Following are stories of people who understand and are living the experience of mental health recovery. These are people who live with or have family members with a serious mental health condition. They know the struggles, challenges, joys, and successes of the mental health recovery journey.
Recovery Coordinator, Advocate, Public Speaker, Volunteer, Friend; in Recovery From Schizophrenia.
For James Kindler, the early years of his illness were, as he says, hard and confusing, because "nobody knew what was happening to me." Since receiving his diagnosis of schizophrenia over 30 years ago, he has found medication that manages his symptoms, a job he's passionate about, and hobbies he enjoys.
He currently works as the recovery coordinator for a nonprofit agency dedicated to supporting high-quality mental health and substance abuse treatment. In his position, James teaches other mental health organizations how to incorporate recovery principles into their work. He says that his coworkers know about his illness and treat him the same way they treat anyone else who works there.
James has always been open about having schizophrenia because he believes it's a good way to overcome the stigma attached to having a mental health condition. "I self-disclose to everyone I meet and I have a 'take me or leave me' attitude. It has been very educational for me and very freeing for me, but everyone must deal with the stigma in their own way."
When it comes to medication, James says, "I learned by the school of hard knocks. I used to go off my medications and every time I did, I wound up in the hospital. So after about 4 times of doing that, I finally accepted the illness and the medication—and I have never gone off again. I use weekly planners for my medication and don't miss doses."
He says he takes a very proactive role in his treatment, working closely with his doctor to choose medications. "I have studied the prescribing information in the Physicians' Desk Reference for each of my medications, but this may not be something everyone is willing to do." He does think that everyone should be as involved in the decision making as possible, and open and honest about their symptoms in order to receive appropriate treatment.
For James, it was necessary to try different medications before he found one that worked well for him. The one he takes now has been working well for him for 7 years. He used to hear voices, but he says, "This particular medication just stopped that symptom in its tracks."

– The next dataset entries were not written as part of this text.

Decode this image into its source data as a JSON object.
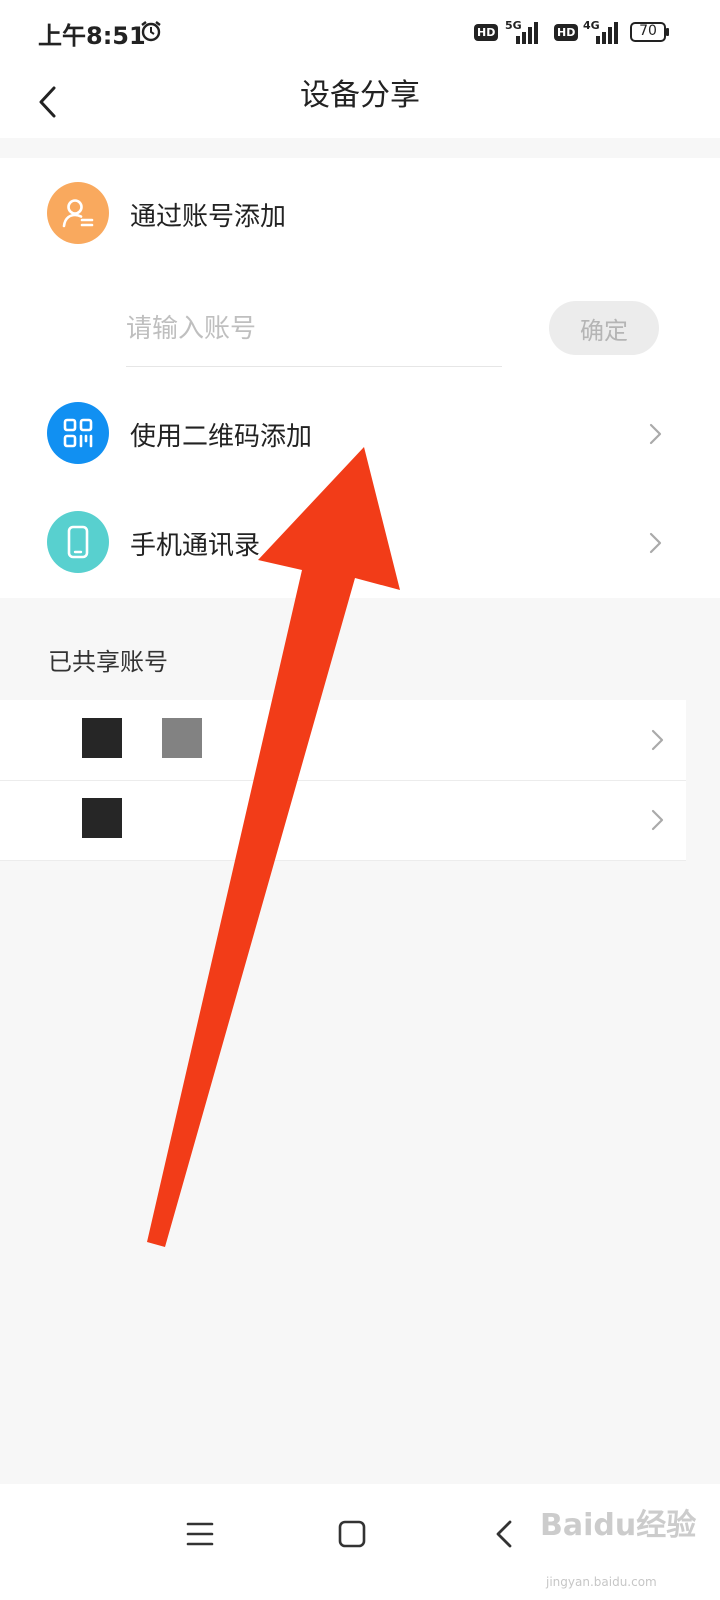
{
  "status_bar": {
    "time": "上午8:51",
    "network_1": "5G",
    "network_2": "4G",
    "hd_label": "HD",
    "battery": "70"
  },
  "header": {
    "title": "设备分享"
  },
  "add_by_account": {
    "label": "通过账号添加",
    "input_placeholder": "请输入账号",
    "input_value": "",
    "confirm_label": "确定"
  },
  "add_by_qr": {
    "label": "使用二维码添加"
  },
  "add_by_contacts": {
    "label": "手机通讯录"
  },
  "shared": {
    "title": "已共享账号"
  },
  "watermark": {
    "brand": "Baidu经验",
    "url": "jingyan.baidu.com"
  },
  "colors": {
    "account_icon": "#f9a95e",
    "qr_icon": "#1190f2",
    "contacts_icon": "#58d0cf",
    "arrow": "#f23c18"
  }
}
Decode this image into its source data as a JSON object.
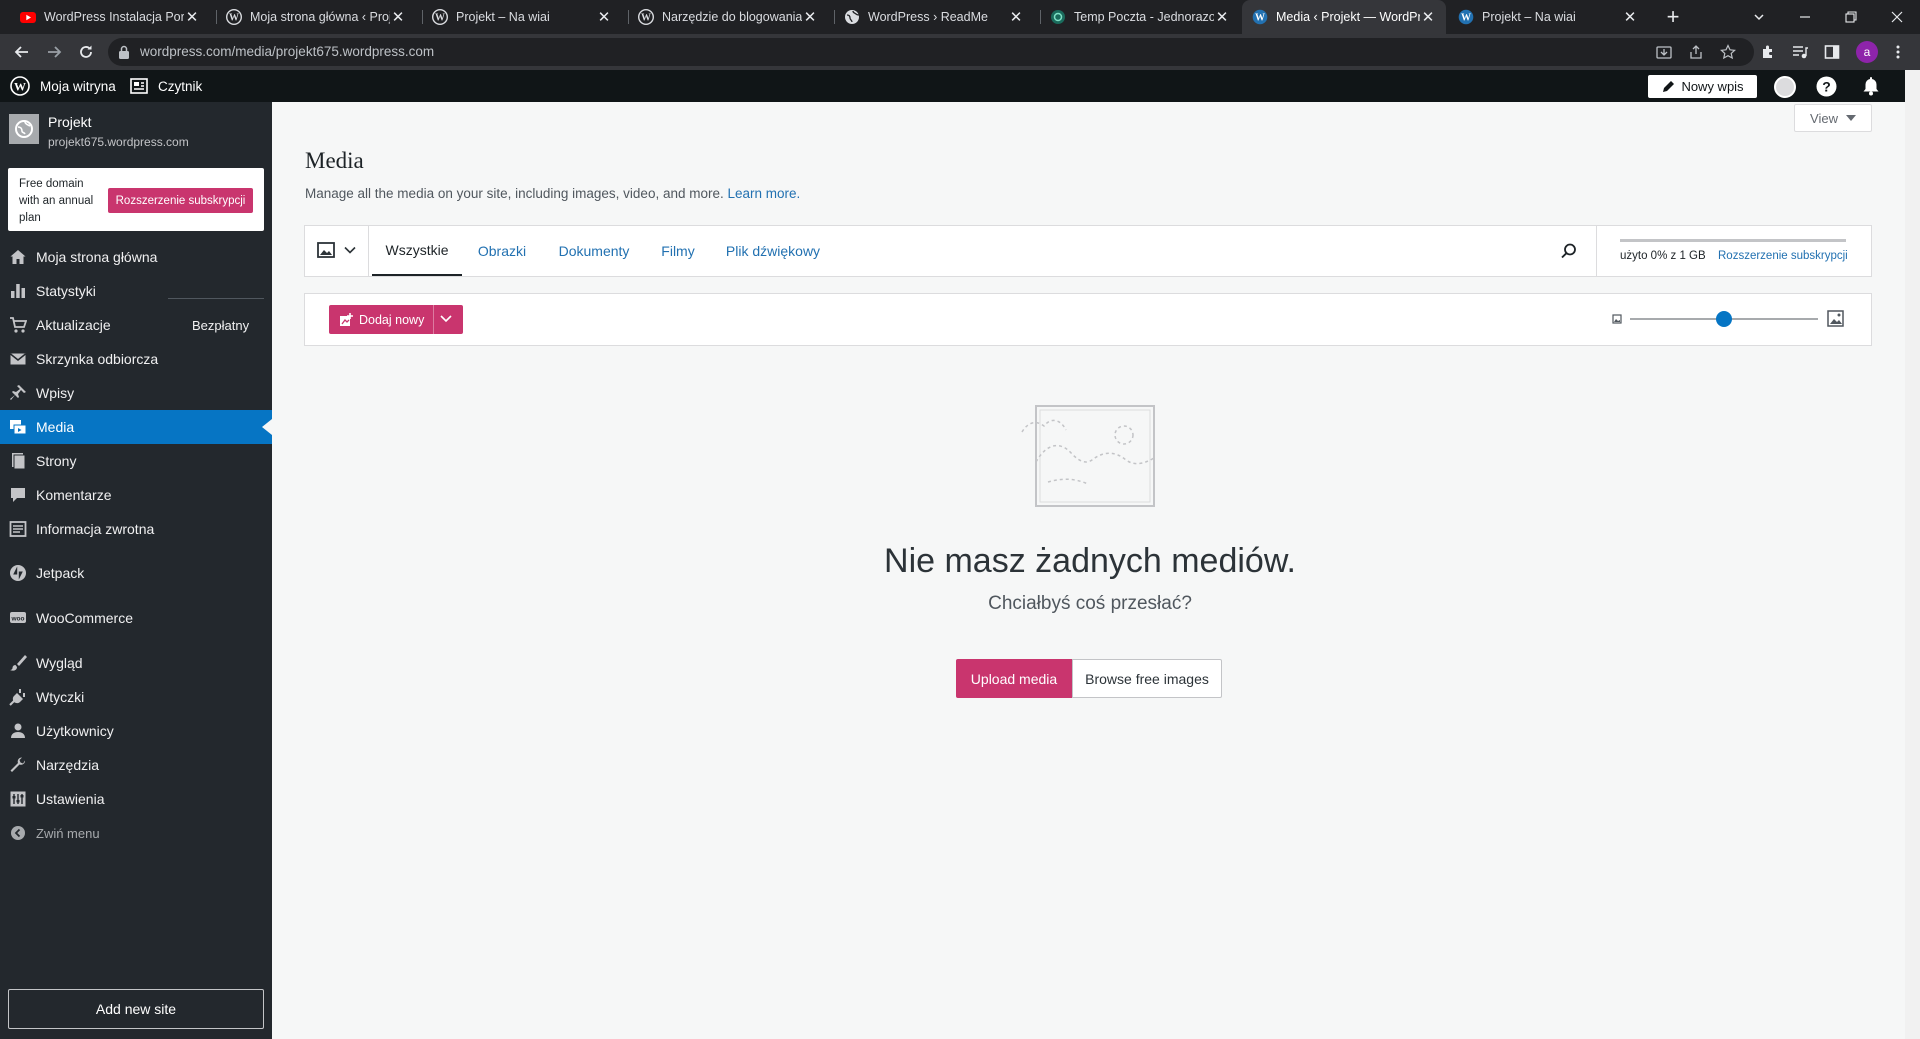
{
  "browser": {
    "tabs": [
      {
        "title": "WordPress Instalacja Porad",
        "favicon": "youtube-icon"
      },
      {
        "title": "Moja strona główna ‹ Proje",
        "favicon": "wordpress-icon"
      },
      {
        "title": "Projekt – Na wiai",
        "favicon": "wordpress-icon"
      },
      {
        "title": "Narzędzie do blogowania,",
        "favicon": "wordpress-icon"
      },
      {
        "title": "WordPress › ReadMe",
        "favicon": "globe-icon"
      },
      {
        "title": "Temp Poczta - Jednorazow",
        "favicon": "temp-mail-icon"
      },
      {
        "title": "Media ‹ Projekt — WordPr",
        "favicon": "wordpress-icon",
        "active": true
      },
      {
        "title": "Projekt – Na wiai",
        "favicon": "wordpress-icon"
      }
    ],
    "url": "wordpress.com/media/projekt675.wordpress.com",
    "profile_initial": "a"
  },
  "adminbar": {
    "my_site": "Moja witryna",
    "reader": "Czytnik",
    "new_post": "Nowy wpis"
  },
  "site": {
    "name": "Projekt",
    "domain": "projekt675.wordpress.com"
  },
  "promo": {
    "text": "Free domain with an annual plan",
    "button": "Rozszerzenie subskrypcji"
  },
  "sidebar": {
    "items": [
      {
        "label": "Moja strona główna",
        "icon": "home-icon"
      },
      {
        "label": "Statystyki",
        "icon": "stats-icon"
      },
      {
        "label": "Aktualizacje",
        "icon": "cart-icon",
        "badge": "Bezpłatny"
      },
      {
        "label": "Skrzynka odbiorcza",
        "icon": "mail-icon"
      },
      {
        "label": "Wpisy",
        "icon": "pin-icon"
      },
      {
        "label": "Media",
        "icon": "media-icon",
        "current": true
      },
      {
        "label": "Strony",
        "icon": "pages-icon"
      },
      {
        "label": "Komentarze",
        "icon": "comment-icon"
      },
      {
        "label": "Informacja zwrotna",
        "icon": "feedback-icon"
      },
      {
        "label": "Jetpack",
        "icon": "jetpack-icon"
      },
      {
        "label": "WooCommerce",
        "icon": "woo-icon"
      },
      {
        "label": "Wygląd",
        "icon": "brush-icon"
      },
      {
        "label": "Wtyczki",
        "icon": "plugin-icon"
      },
      {
        "label": "Użytkownicy",
        "icon": "user-icon"
      },
      {
        "label": "Narzędzia",
        "icon": "wrench-icon"
      },
      {
        "label": "Ustawienia",
        "icon": "settings-icon"
      }
    ],
    "collapse": "Zwiń menu",
    "add_site": "Add new site"
  },
  "main": {
    "view_button": "View",
    "title": "Media",
    "subtitle": "Manage all the media on your site, including images, video, and more.",
    "learn_more": "Learn more.",
    "filters": [
      "Wszystkie",
      "Obrazki",
      "Dokumenty",
      "Filmy",
      "Plik dźwiękowy"
    ],
    "active_filter": "Wszystkie",
    "storage": {
      "text": "użyto 0% z 1 GB",
      "upgrade": "Rozszerzenie subskrypcji",
      "used_fraction": 0.0
    },
    "add_new": "Dodaj nowy",
    "zoom_fraction": 0.5,
    "empty_title": "Nie masz żadnych mediów.",
    "empty_subtitle": "Chciałbyś coś przesłać?",
    "upload": "Upload media",
    "browse": "Browse free images"
  },
  "colors": {
    "accent_pink": "#c9356e",
    "link_blue": "#2271b1",
    "sidebar_bg": "#23282d",
    "current_item_bg": "#0675c4",
    "adminbar_bg": "#101517"
  }
}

James attributes his active and productive recovery to several things, including:
It's important to remember that individual results with medication therapy may vary.